Home Market Market Watch Seed Consultant 3/8/2013 Weekly Comment with Gary Wilhemy

Seed Consultant 3/8/2013 Weekly Comment with Gary Wilhemy


236,000 jobs added in February and unemployment is at 7.7%. Economists, generally feel that government finagling distorts the report 2% or more. The Dow hits another new high up 75 at the open and then fades by 9:00 AM CST. S&P hit 1551 or above resistance and NASDAQ went to a 12 year high. Equities were acting a bit fatigued and concerned about the approaching continuing resolution, delaying the debt day of reckoning. The equity markets have been in part driven by money coming out of commodities and low interest bonds. The Fed’s printing of money and aggressive government spending has been cracking the whip.
Chinese economic data has been mixed as they attempt to drive growth while restraining inflation. The dilemma for the Chinese is that their hybrid form of government has never had to deal with such issues, and they learned their economic techniques from us, and we are policy challenged.
Europe’s problems have been crowed off the front page, but are no closer to solution.
The sequester, is beginning to chew away at our economy and military, and as AG secretary Vilsack has stated the cuts can be deep for farmers and ranchers. When the only solution we can come up is pulling our own teeth, well that really hurts.
The supply-demand report was released at 11 AM CST, right in the middle of the session, which seams perilous for such a volatile market environment. The trade has been lighter as funds are transferred to the strong equity markets, but that also enhances the risk of violent reaction. Corn and wheat came into the report heavily short, while soybeans are range bound. Best guesses project little in the way of change in carry over’s and that is normal for this period in time. South American soybeans are estimated at 52 MT in Argentina and 83 MT in Brazil, or adequate in summation.
At the end of March the acreage and stocks report will we out. Prospective plantings are just that, and the salient point is what the weather will allow. The Quarterly Stocks in all Positions is the prime calibration of domestic usage. A couple things to be mindful of are, diminished feed and ethanol consumption, and export sales have been quite poor in corn, fair in wheat and strong in soybeans, led by China. February, Chinese soybean imports, however, sagged as they attempted to increase domestic prices.

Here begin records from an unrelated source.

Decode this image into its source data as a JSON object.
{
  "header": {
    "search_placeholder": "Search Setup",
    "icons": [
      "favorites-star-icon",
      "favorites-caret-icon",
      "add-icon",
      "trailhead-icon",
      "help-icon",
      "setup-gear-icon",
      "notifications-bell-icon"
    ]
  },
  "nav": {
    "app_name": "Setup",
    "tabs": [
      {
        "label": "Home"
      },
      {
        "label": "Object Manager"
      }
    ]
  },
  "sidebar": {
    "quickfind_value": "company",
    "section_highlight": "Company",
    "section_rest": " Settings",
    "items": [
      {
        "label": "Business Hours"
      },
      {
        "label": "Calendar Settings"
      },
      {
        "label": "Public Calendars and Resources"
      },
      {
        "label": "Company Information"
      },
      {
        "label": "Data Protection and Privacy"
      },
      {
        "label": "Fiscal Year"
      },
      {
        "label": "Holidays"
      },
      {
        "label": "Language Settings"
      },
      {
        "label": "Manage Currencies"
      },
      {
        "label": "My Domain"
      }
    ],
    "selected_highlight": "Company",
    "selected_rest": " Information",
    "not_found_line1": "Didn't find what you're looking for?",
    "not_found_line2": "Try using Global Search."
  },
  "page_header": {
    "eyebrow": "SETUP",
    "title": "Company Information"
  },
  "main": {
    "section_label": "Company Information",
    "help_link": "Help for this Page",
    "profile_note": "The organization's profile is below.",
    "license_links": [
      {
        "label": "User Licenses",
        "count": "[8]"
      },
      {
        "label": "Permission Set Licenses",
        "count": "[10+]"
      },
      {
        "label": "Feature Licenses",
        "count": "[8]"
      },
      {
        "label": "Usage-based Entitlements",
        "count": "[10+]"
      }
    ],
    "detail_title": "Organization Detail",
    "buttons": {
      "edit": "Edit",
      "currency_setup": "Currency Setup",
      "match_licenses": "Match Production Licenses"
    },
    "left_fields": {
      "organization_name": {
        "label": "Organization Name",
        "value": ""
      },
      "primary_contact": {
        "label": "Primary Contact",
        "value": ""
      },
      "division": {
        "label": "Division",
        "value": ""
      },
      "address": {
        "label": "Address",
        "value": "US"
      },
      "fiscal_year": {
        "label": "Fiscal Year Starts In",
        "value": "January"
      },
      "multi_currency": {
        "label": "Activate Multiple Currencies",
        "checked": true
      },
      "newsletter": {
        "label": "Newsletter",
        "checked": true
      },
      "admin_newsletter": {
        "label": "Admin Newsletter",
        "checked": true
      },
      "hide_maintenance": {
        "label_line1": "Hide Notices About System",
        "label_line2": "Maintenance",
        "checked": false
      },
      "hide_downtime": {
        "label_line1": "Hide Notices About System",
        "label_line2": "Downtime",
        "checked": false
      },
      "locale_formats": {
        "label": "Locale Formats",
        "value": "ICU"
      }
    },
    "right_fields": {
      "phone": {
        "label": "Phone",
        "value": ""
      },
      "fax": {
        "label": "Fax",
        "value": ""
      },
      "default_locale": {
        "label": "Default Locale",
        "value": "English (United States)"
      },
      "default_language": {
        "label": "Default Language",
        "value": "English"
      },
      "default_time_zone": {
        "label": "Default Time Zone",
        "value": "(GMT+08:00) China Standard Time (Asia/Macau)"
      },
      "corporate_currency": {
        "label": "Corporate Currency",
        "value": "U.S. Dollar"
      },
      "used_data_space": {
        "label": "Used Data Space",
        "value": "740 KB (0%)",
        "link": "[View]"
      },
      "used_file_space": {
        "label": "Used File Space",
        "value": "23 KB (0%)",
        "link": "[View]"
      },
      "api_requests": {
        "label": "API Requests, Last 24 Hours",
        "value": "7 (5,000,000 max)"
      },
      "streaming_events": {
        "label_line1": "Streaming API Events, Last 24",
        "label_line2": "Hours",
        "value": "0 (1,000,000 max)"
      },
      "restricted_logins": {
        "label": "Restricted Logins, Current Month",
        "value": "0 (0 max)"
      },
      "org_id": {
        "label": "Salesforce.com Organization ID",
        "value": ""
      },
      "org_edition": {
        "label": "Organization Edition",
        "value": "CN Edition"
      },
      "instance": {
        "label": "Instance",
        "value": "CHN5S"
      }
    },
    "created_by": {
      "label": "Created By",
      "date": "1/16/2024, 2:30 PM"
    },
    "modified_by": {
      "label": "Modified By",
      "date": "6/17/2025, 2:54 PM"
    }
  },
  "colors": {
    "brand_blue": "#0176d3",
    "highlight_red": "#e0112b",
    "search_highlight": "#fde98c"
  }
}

The meat markets have been brutalized by the clever driving hogs down to a RSI of 10. A short covering rally occurred out of that depressed position, but fundamentals remain troubled. Early Friday hogs slide back down and so did the cattle. Pork cut out fell $2.50 in the last week. Boxed beef jumped $10, but cash was unchanged and that is unusual. Cattle futures continued to struggle near their lows. Pastures have improved in the southwest and southeast. The big winter storm put a short term hole in development and transportation in cattle.
The S/D report was unchanged in corn and soybeans with wheat carry over 25 m lower. Market action was mild in the grains, but May soybeans sold off about 13 cents, initially as South American production was verified at record levels. Corn exports were lowered by 75 m bushels and expanded competition in wheat was recognized.